BEN: In the nine months it took to get the financing for ‘Permanent Midnight,’ we re-wrote Schulberg. Our idea was that there be might be a way to contemporize the story, without re-setting it in the present. Keep the flavor of the era, but give it a little more “edge”.... We even started writing in a suite at the Chateau Marmont. I seem to remember a bit of Musso & Frank’s time, as well. Just to get that deep “Old Hollywood” feel. When we were done we had a great (or so we thought) script. We sent it to everyone and came to our first meeting -- thought we didn’t know Budd was going to be there.

JERRY: We met around a tanker-sized mahogany table at Warner Bros. that might have been put there in the thirties. Budd came in: a shock of white hair, pink-cheeks, his blue eyes slightly watery but almost supernaturally piercing. He took us in, stayed quiet for a moment, and then spoke up in his trademark soft, susurrus stutter, and let us have it. With good reason. Whoever had typed up the title page left off “based on the novel by Budd Schulberg.” (I blamed Ben. Ben blamed an assistant.) When Budd brought that up, out of the gate, I kind of loved him for it. He might have been an Oscar-winning, two-legged incarnation of Hollywood History, but he was pissed, the way any writer would be pissed. And he let us know. Once he took us to school for our heinous faux pas, however, he relaxed and voiced only mild objections to our stab at rendering his classic for the screen.

Not surprisingly, Budd had actually adapted “Sammy” for the screen before we ever rolled in. But nobody wanted to make his, either. Which may be one explanation of why he never leapt out of his chair screaming at the fact that he, the grand master, had to sit there and let two little pischers make carnival with his masterpiece. He was a gentleman.

There are good projects that don’t get made all the time. Most aren’t famous for not getting made. And most aren’t written by an author who is Hollywood incarnate history, who literally penned one of the most quoted lines in Hollywood history, “I coulda’ been a contender. I coulda’ been somebody, instead of a bum, which is what I am….” And which was what we felt like, after a while, for never being able to deliver what we knew would mean so much to Budd.
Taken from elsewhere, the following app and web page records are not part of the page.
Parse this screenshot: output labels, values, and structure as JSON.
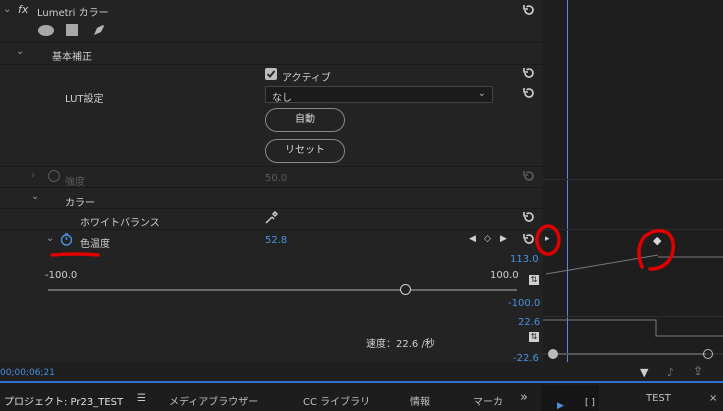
{
  "effect": {
    "fx": "fx",
    "name": "Lumetri カラー"
  },
  "basic": {
    "section": "基本補正"
  },
  "active_label": "アクティブ",
  "lut": {
    "label": "LUT設定",
    "value": "なし"
  },
  "buttons": {
    "auto": "自動",
    "reset": "リセット"
  },
  "intensity": {
    "label": "強度",
    "value": "50.0"
  },
  "color": {
    "section": "カラー"
  },
  "white_balance": {
    "label": "ホワイトバランス"
  },
  "temperature": {
    "label": "色温度",
    "value": "52.8",
    "min": "-100.0",
    "max": "100.0",
    "slider_fraction": 0.764,
    "graph_top": "113.0",
    "graph_bottom": "-100.0",
    "speed_top": "22.6",
    "speed_bottom": "-22.6",
    "speed_label": "速度：22.6 /秒"
  },
  "timecode": "00;00;06;21",
  "tabs": {
    "project": "プロジェクト: Pr23_TEST",
    "media_browser": "メディアブラウザー",
    "cc_libraries": "CC ライブラリ",
    "info": "情報",
    "markers": "マーカ",
    "more": "»",
    "program": "TEST"
  },
  "colors": {
    "accent_blue": "#4a90e2",
    "annotation_red": "#e00000",
    "panel_bg": "#232323"
  }
}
BEN: But still, we stayed in touch, years after there was any real talk of mounting the movie. Whenever I’d re-connect with Budd, he’d look at me with those alarmingly blue eyes. “Well…?” And I’d just sigh… “Not yet, Budd, not yet.” I had to get over the feeling that every time we saw each other we were both reminding ourselves of the unfinished business between us, and the frustration we both felt. I don’t know if I ever did.

I gave him an award a couple of years back at some makeshift film festival in Culver City. I dropped it off the podium, of course, and Budd just laughed. At some point he really could have just said, “Enough of you Stiller, and your pseudo Sammy crusade. You had my baby, and you didn’t get it done.” It would have been easy, even expected. But he didn’t. Never. He always asked how my dad was, or how the project I was working on was going.

The last time I saw him was with his family at a little restaurant on the upper west side, a breakfast place. He looked dapper, as always. I could tell he was feeling a bit under the weather, a little rundown. He had a surgery, and was recuperating. We didn’t discuss “Sammy” that last time.

JERRY: The last time I saw him, a week before his death, was in Mt. Sinai Hospital in New York. He had collapsed that morning and lost a lot of blood. But his eyes were just as intensely blue -- his cheeks still rosy. He seemed serene -- even as a frenetic parade of nurses, family and occasionally, an actual doctor stepped in to check him. I mentioned that I happened to be working on something about Hemingway, and at the sound of his name, Budd perked up. “He was a b-b-b-b-bully.” Apparently the great man began to push and taunt young Budd from the moment they were introduced. “So, you think you’re a writer, huh?” Eventually, Papa was unlucky enough to suggest a boxing match. He threw a punch at Budd. And Budd -- no stranger to the ring -- threw one back. That was that. “He didn’t like it when you fought back,” Budd said.

Everyone in the room listened with rapt fascination. It was a hell of a story.